Code-Switching on Staten Island

Sometimes they just hang up on her.

When Princess Gaye, a 16-year-old Liberian refugee, goes job hunting over the phone prospective employers sometimes simply hang up the phone after hearing her thick Liberian accent.

It happens so often that Princess has learned to mask her native dialect, almost comically.

She overcompensates by using valley girl-esque mallrat speech, peppered with the words such as "like" and "ya'know."

Apparently this practice, or variations of it, is a common action known as code-switching.

"Code-switching is not a new phenomenon," said Bonnie Urciuoli, Professor of Anthropology at Hamilton College. "It appears to have always have been a normal phenomenon in immigrant language communities."

But how does code-switching (the process of using multiple languages or mixing languages when speaking) apply to a place like New York City, where ethnicities and accents run the gamut in one of the most linguistically diverse places on the planet.

Even in Staten Island, the Park Hill neighborhood is home to a Liberian diaspora that number around six to eight thousand, according to local organizers.

The refugees escaped the war torn country in the '90s and have settled in the public housing projects of Park Hill and Stapleton.

The speak English, but the dialect is incomprehensible to native New Yorkers.

And still, neighboring communities of Staten Island have seen an influx of Spanish-speaking immigrants as well.

The area of Port Richmond has 15,000 Mexican immigrants, according to a 2008 study by the New York City Department of Health.

These families have made a neighborhoods like Port Richmond vibrant Spanish speaking communities.

But what happens when these languages and accents collide in places like the classroom?

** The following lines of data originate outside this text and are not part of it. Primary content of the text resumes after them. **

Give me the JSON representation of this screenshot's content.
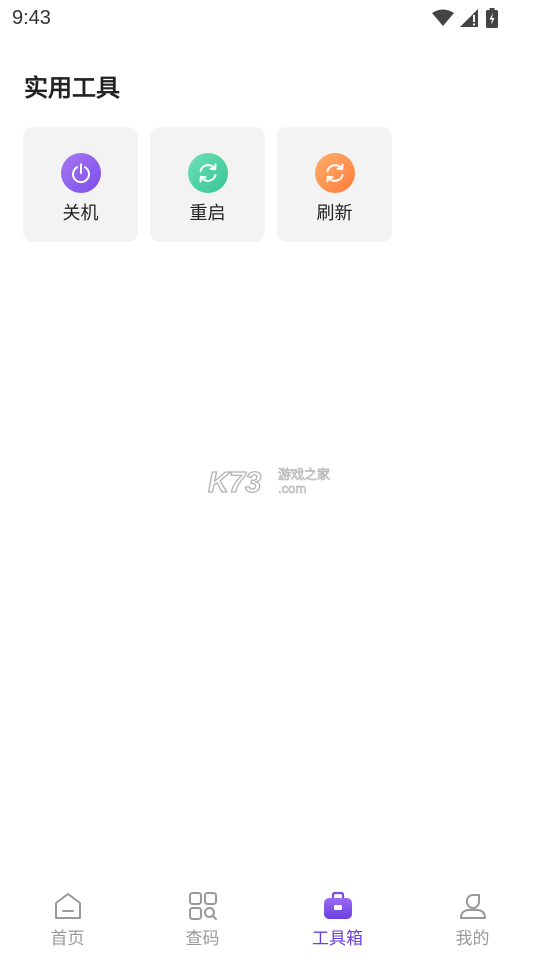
{
  "status_bar": {
    "time": "9:43"
  },
  "section": {
    "title": "实用工具"
  },
  "tools": [
    {
      "label": "关机",
      "icon": "power-icon",
      "color": "#8b5cf0"
    },
    {
      "label": "重启",
      "icon": "refresh-icon",
      "color": "#3cc894"
    },
    {
      "label": "刷新",
      "icon": "refresh-icon",
      "color": "#ff8a45"
    }
  ],
  "watermark": {
    "brand": "K73",
    "site_name": "游戏之家",
    "domain": ".com"
  },
  "tabbar": {
    "active_color": "#6a3fe0",
    "inactive_color": "#999999",
    "items": [
      {
        "label": "首页",
        "icon": "home-icon"
      },
      {
        "label": "查码",
        "icon": "grid-search-icon"
      },
      {
        "label": "工具箱",
        "icon": "toolbox-icon",
        "active": true
      },
      {
        "label": "我的",
        "icon": "user-icon"
      }
    ]
  }
}
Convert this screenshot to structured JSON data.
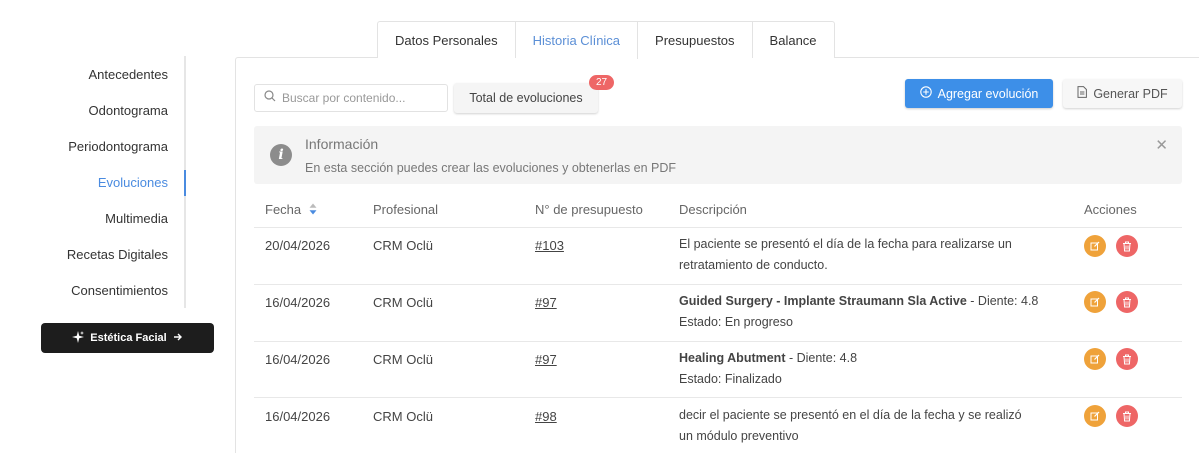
{
  "tabs": [
    {
      "label": "Datos Personales",
      "active": false
    },
    {
      "label": "Historia Clínica",
      "active": true
    },
    {
      "label": "Presupuestos",
      "active": false
    },
    {
      "label": "Balance",
      "active": false
    }
  ],
  "sidebar": {
    "items": [
      {
        "label": "Antecedentes",
        "active": false
      },
      {
        "label": "Odontograma",
        "active": false
      },
      {
        "label": "Periodontograma",
        "active": false
      },
      {
        "label": "Evoluciones",
        "active": true
      },
      {
        "label": "Multimedia",
        "active": false
      },
      {
        "label": "Recetas Digitales",
        "active": false
      },
      {
        "label": "Consentimientos",
        "active": false
      }
    ],
    "facial_button": "Estética Facial"
  },
  "toolbar": {
    "search_placeholder": "Buscar por contenido...",
    "total_label": "Total de evoluciones",
    "total_count": "27",
    "add_label": "Agregar evolución",
    "pdf_label": "Generar PDF"
  },
  "info": {
    "title": "Información",
    "text": "En esta sección puedes crear las evoluciones y obtenerlas en PDF"
  },
  "table": {
    "headers": {
      "fecha": "Fecha",
      "profesional": "Profesional",
      "presupuesto": "N° de presupuesto",
      "descripcion": "Descripción",
      "acciones": "Acciones"
    },
    "rows": [
      {
        "fecha": "20/04/2026",
        "profesional": "CRM Oclü",
        "presupuesto": "#103",
        "desc_bold": "",
        "desc_line1": "El paciente se presentó el día de la fecha para realizarse un",
        "desc_line2": "retratamiento de conducto."
      },
      {
        "fecha": "16/04/2026",
        "profesional": "CRM Oclü",
        "presupuesto": "#97",
        "desc_bold": "Guided Surgery - Implante Straumann Sla Active",
        "desc_line1": " - Diente: 4.8",
        "desc_line2": "Estado: En progreso"
      },
      {
        "fecha": "16/04/2026",
        "profesional": "CRM Oclü",
        "presupuesto": "#97",
        "desc_bold": "Healing Abutment",
        "desc_line1": " - Diente: 4.8",
        "desc_line2": "Estado: Finalizado"
      },
      {
        "fecha": "16/04/2026",
        "profesional": "CRM Oclü",
        "presupuesto": "#98",
        "desc_bold": "",
        "desc_line1": "decir el paciente se presentó en el día de la fecha y se realizó",
        "desc_line2": "un módulo preventivo"
      }
    ]
  },
  "colors": {
    "accent": "#3d8fe8",
    "active_tab": "#5b8fd6",
    "badge": "#ee6666",
    "edit": "#efa23a",
    "delete": "#ee6666"
  }
}
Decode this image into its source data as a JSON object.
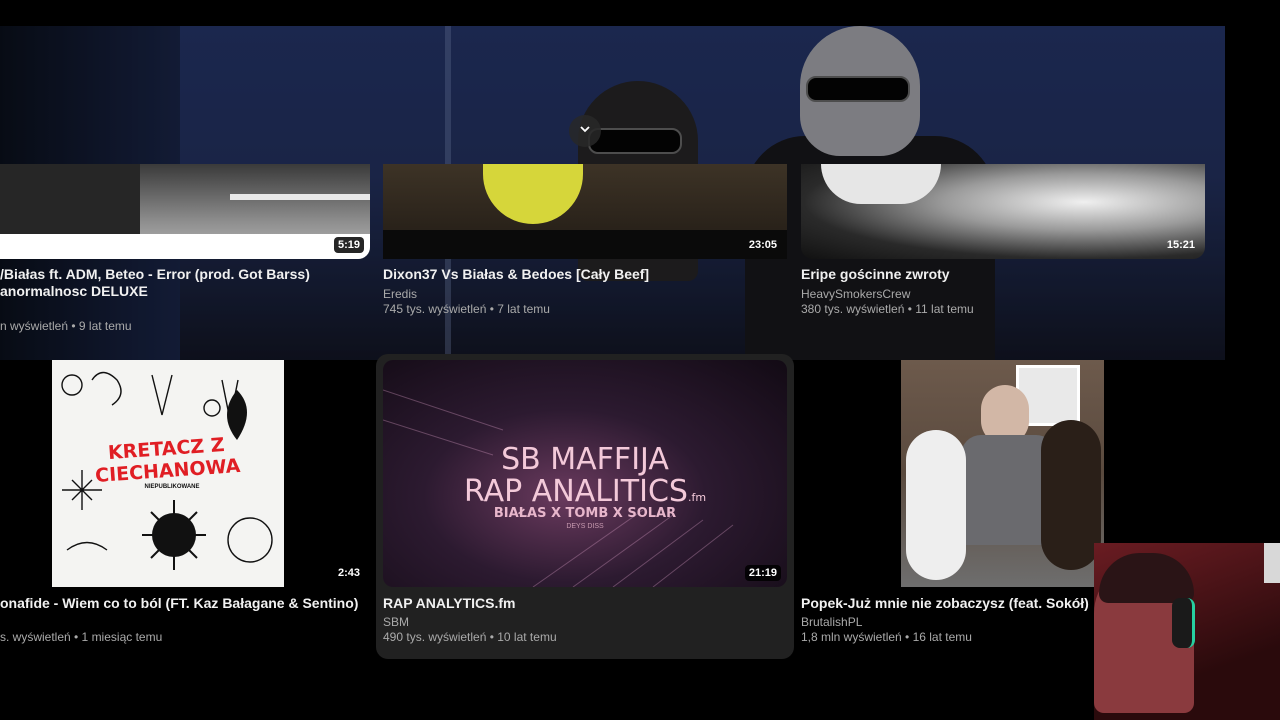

"It's very difficult," said Sara Signorelli, an art teacher at P.S. 16 in the St. George area of Staten Island.

"The Mexican kids speak little English. The Liberians speak English but sometimes I can't understand them," she said.

Signorelli, and other teachers, tell their students to use an "inside voice" or a "classroom voice" in an attempt to foster a common speech in the classroom starting from kindergarten.

Professor Urciuoli said that young children are most adept at code-switching.

"In most switching situations, those who switch most fluently are those who grow up doing it," Urciuoli said. "Anyone of any age may be a code-switcher, though since it is most fluently learned from childhood."

Princess was still a child when she came to Staten Island, along with her cousin Amanda Gaye, in 2002 to live with her grandmother.

Princess said that some of the elder Liberian refugees have not learned how to code-switch.

"She can't talk on the phone," Princess said about her grandmother. "So she gives us the phone and tells us what to say."

Princess' cousin, Amanda is also adept at code switching. Amanda is six months pregnant and is wary of the language difficulties that may face her child.

"I don't want my baby to stay with my grandmother," Amanda said. "I don't want her to speak like I do."

No comments:

Post a Comment